Policy on keeping software current

One of our core values is to use secure and up-to-date software. This document lays out the policy for keeping our software current.

Guiding principles

Don’t run EOL software

We should never be running EOL (End-of-life) software.

We should also ensure that we upgrade software in plenty of time before its EOL deadline. This is something we’re hoping to keep track of by reviewing the dependency management spreadsheet on a regular basis.

Apply security patches quickly

Where an exploitable security vulnerability has been identified and patched, we must work quickly in applying the security patches, dropping other priorities if necessary.

If a vulnerability is only theoretical - for example, an issue in a library that is only used in your test suite and not user facing, then our normal dependency upgrade procedure applies.
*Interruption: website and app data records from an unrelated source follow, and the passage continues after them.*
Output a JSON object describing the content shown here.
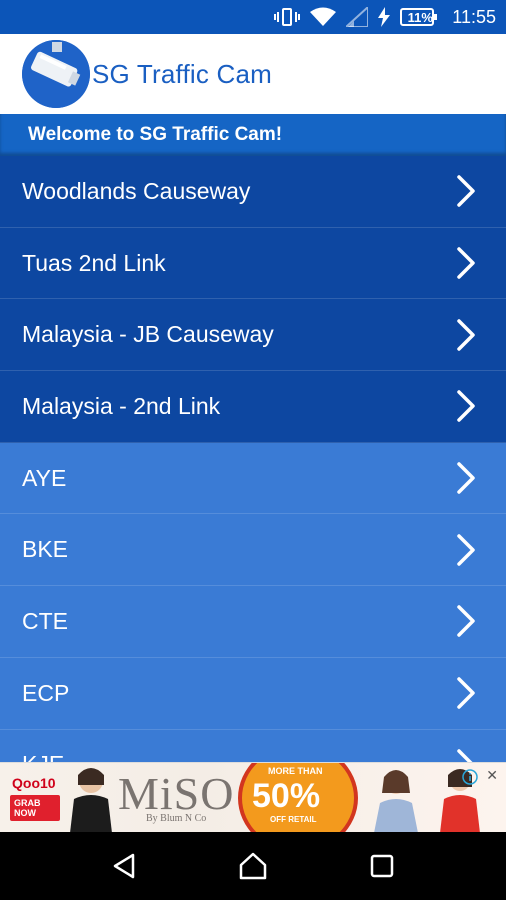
{
  "status_bar": {
    "time": "11:55",
    "battery": "11%",
    "icons": [
      "vibrate-icon",
      "wifi-icon",
      "signal-icon",
      "charging-icon",
      "battery-icon"
    ]
  },
  "app": {
    "title": "SG Traffic Cam",
    "logo_icon": "traffic-camera-icon"
  },
  "welcome": "Welcome to SG Traffic Cam!",
  "list": {
    "items": [
      {
        "label": "Woodlands Causeway",
        "style": "dark"
      },
      {
        "label": "Tuas 2nd Link",
        "style": "dark"
      },
      {
        "label": "Malaysia - JB Causeway",
        "style": "dark"
      },
      {
        "label": "Malaysia - 2nd Link",
        "style": "dark"
      },
      {
        "label": "AYE",
        "style": "light"
      },
      {
        "label": "BKE",
        "style": "light"
      },
      {
        "label": "CTE",
        "style": "light"
      },
      {
        "label": "ECP",
        "style": "light"
      },
      {
        "label": "KJE",
        "style": "light"
      }
    ],
    "chevron_icon": "chevron-right-icon"
  },
  "ad": {
    "brand": "Qoo10",
    "cta": "GRAB NOW",
    "headline": "MiSO",
    "sub": "By Blum N Co",
    "more_than": "MORE THAN",
    "percent": "50%",
    "off": "OFF RETAIL"
  },
  "nav_bar": {
    "back_icon": "back-icon",
    "home_icon": "home-icon",
    "recents_icon": "recents-icon"
  },
  "colors": {
    "status_bar": "#0c55b8",
    "accent": "#1a5fc2",
    "welcome_bg": "#1565c5",
    "row_dark": "#0d47a1",
    "row_light": "#3a7bd5"
  }
}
See next sections.

Stay within two significant releases

We should always stay within two major releases from the current major release of any given software. There is some industry precedent for this: providers such as Terraform expect customers to stay within two major releases in order to receive optimal support.

This is a rough guide. Some projects, such as Ruby, don’t necessarily follow semver, and consider their minor versions to be significant upgrades. In these cases, you should stay within two minor releases of the latest.

Another consideration is EOL. For example, if the latest version of something is version 9, and we’re on version 7, but version 7 is EOL, we should update to version 8, despite version 7 being within two major versions of the latest.

The two-major-releases rule allows some wiggle-room for keeping upgrade cadences manageable. Teams don’t have to worry about upgrading to a new major version the moment it becomes available, but shouldn’t allow themselves to fall too far behind. Teams can leverage tools such as Dependabot to automate much of the chore work.

Prioritise dependencies over subdependencies

In a perfect world, all software would always be fully up to date. However, this comes with a big developer overhead.

In RFC-126, we agreed to configure Dependabot to only raise pull requests for important dependencies, so that we had a realistic chance of keeping on top of them all. We’ve prioritised security updates, internal dependencies and framework dependencies, and have configured Dependabot to only update top-level dependencies. We are less focussed on ensuring that dependencies of dependencies are kept up to date.


Some dependencies have a stricter updates policy.


It’s very important that we’re running a currently supported version of Rails for all applications, otherwise we aren’t covered by security fixes. We should:

  • Be running on the current major version
  • Maintain our applications at the latest current bugfix release for the minor version we’re on (expressed in Gemfile syntax as: ~> X.Y.Z)
  • Keep abreast of breaking changes for the next major version (eg 5.y.z), and have a plan to migrate our apps before the current version is deprecated

Upgrading Rails requires carefully following the manual steps at Upgrading Ruby on Rails, for major and minor version increases. For patch increases, no manual steps are required and it is fine to merge the update provided the tests pass.


New versions of Ruby bring us improved performance and nicer syntax for certain things, but also can cause issues with the libraries etc. we use. We should:

  • Be running on the current major version
  • Maintain our applications at the current or next-to-current minor version
  • Maintain our gems to support all currently supported Ruby versions (see Ruby version compatibility for gems)

See Add a new Ruby version for a guide on how to install a new version of Ruby.